* Exercise instructions
Repeat every record below exactly, leaving out the pictures.

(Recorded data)
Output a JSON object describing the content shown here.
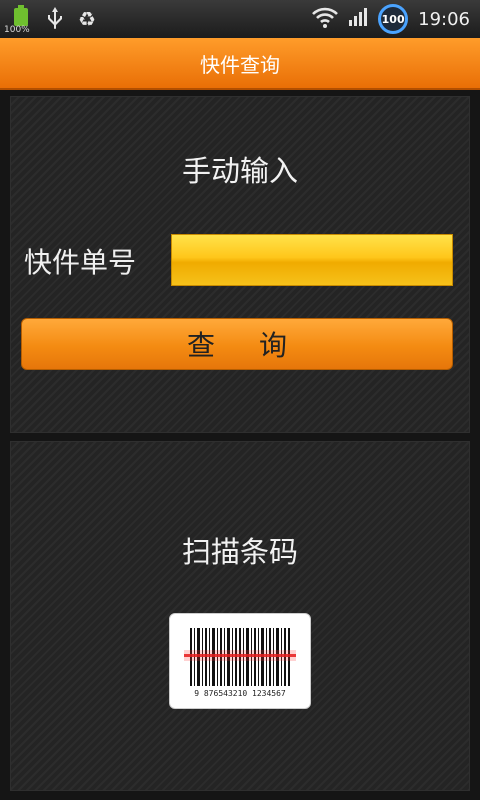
{
  "status_bar": {
    "battery_left_label": "100%",
    "battery_badge": "100",
    "time": "19:06",
    "icons": [
      "battery-icon",
      "usb-icon",
      "recycle-icon",
      "wifi-icon",
      "signal-icon",
      "battery-badge-icon"
    ]
  },
  "title_bar": {
    "title": "快件查询"
  },
  "manual": {
    "heading": "手动输入",
    "field_label": "快件单号",
    "input_value": "",
    "query_button": "查询"
  },
  "scan": {
    "heading": "扫描条码",
    "barcode_text": "9 876543210 1234567"
  },
  "colors": {
    "accent_orange": "#f48b12",
    "input_yellow": "#ffc61a",
    "background": "#151515"
  }
}
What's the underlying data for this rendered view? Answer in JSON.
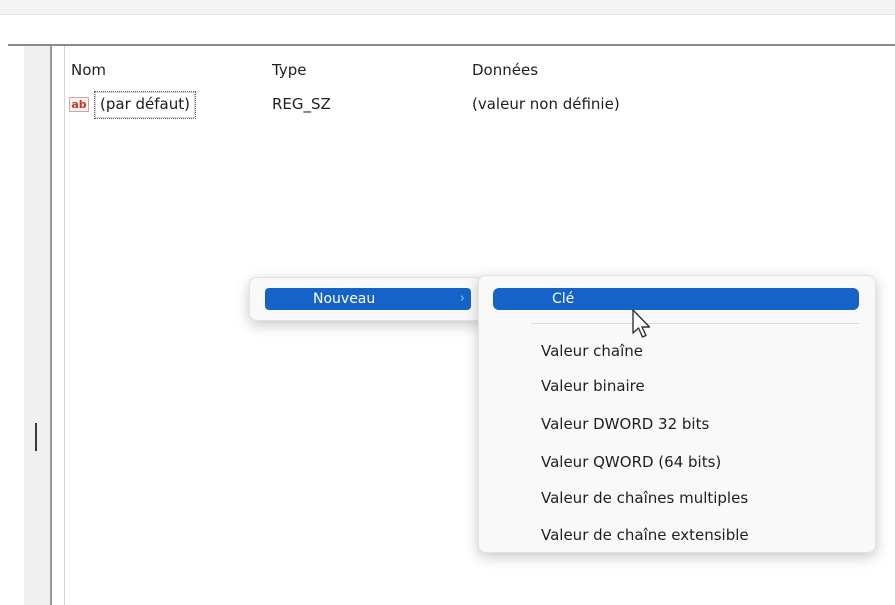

* Exercise output
Output a JSON object describing the content shown here.
{
  "status_bar": {
    "battery_left_label": "100%",
    "battery_badge": "100",
    "time": "19:06",
    "icons": [
      "battery-icon",
      "usb-icon",
      "recycle-icon",
      "wifi-icon",
      "signal-icon",
      "battery-badge-icon"
    ]
  },
  "title_bar": {
    "title": "快件查询"
  },
  "manual": {
    "heading": "手动输入",
    "field_label": "快件单号",
    "input_value": "",
    "query_button": "查询"
  },
  "scan": {
    "heading": "扫描条码",
    "barcode_text": "9 876543210 1234567"
  },
  "colors": {
    "accent_orange": "#f48b12",
    "input_yellow": "#ffc61a",
    "background": "#151515"
  }
}
What's the underlying data for this rendered view? Answer in JSON.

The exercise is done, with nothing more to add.